Where a line below holds the string "prompt", count it; then give the total without any other words.
************
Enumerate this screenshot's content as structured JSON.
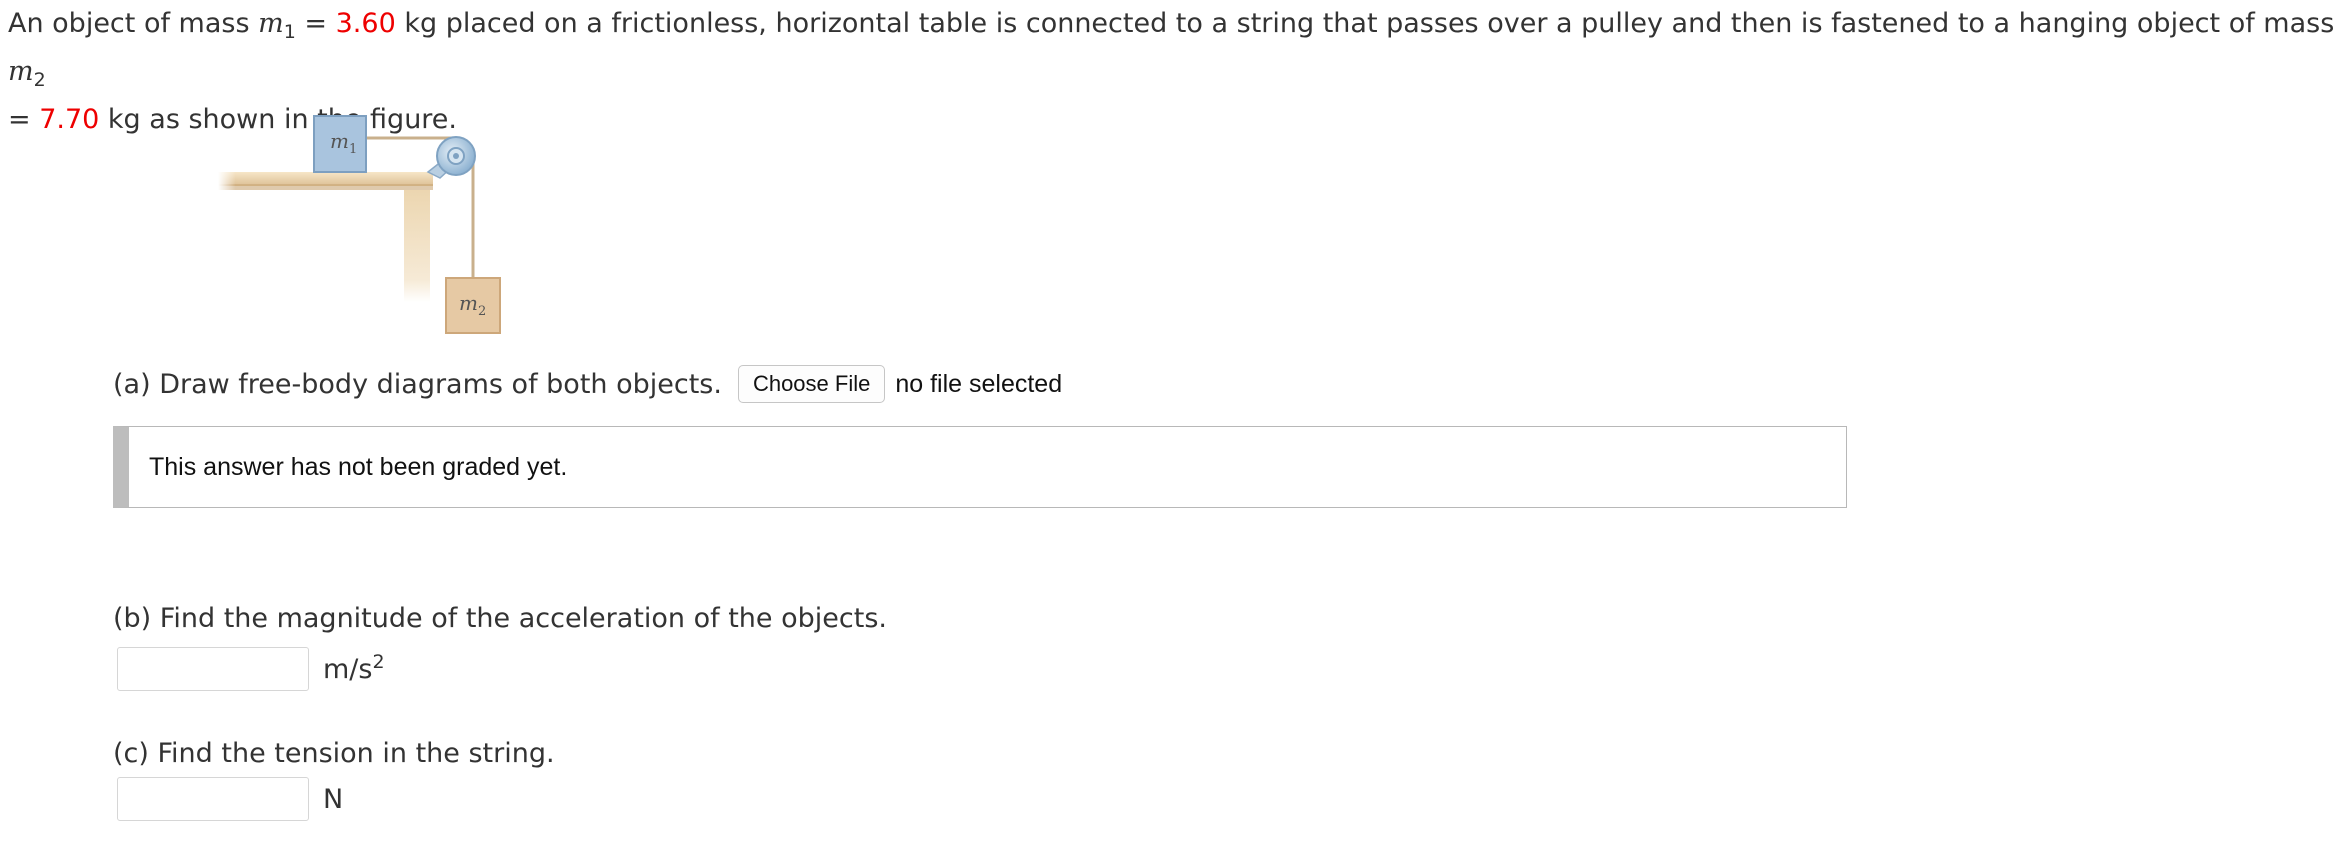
{
  "problem": {
    "intro": "An object of mass ",
    "m1_symbol": "m",
    "m1_sub": "1",
    "eq1": " = ",
    "m1_value": "3.60",
    "mid": " kg placed on a frictionless, horizontal table is connected to a string that passes over a pulley and then is fastened to a hanging object of mass ",
    "m2_symbol": "m",
    "m2_sub": "2",
    "eq2": "= ",
    "m2_value": "7.70",
    "end": " kg as shown in the figure."
  },
  "figure": {
    "m1_label": "m",
    "m1_sub": "1",
    "m2_label": "m",
    "m2_sub": "2"
  },
  "part_a": {
    "prompt": "(a) Draw free-body diagrams of both objects.",
    "choose_file_label": "Choose File",
    "file_status": "no file selected",
    "graded_message": "This answer has not been graded yet."
  },
  "part_b": {
    "prompt": "(b) Find the magnitude of the acceleration of the objects.",
    "input_value": "",
    "unit": "m/s",
    "unit_exp": "2"
  },
  "part_c": {
    "prompt": "(c) Find the tension in the string.",
    "input_value": "",
    "unit": "N"
  },
  "colors": {
    "given_value": "#ee0000",
    "text": "#333333",
    "block_m1": "#a9c4de",
    "block_m2": "#e6c9a4",
    "table_wood": "#efd9b4"
  }
}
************
• _THE COMPLETED TASK_: 3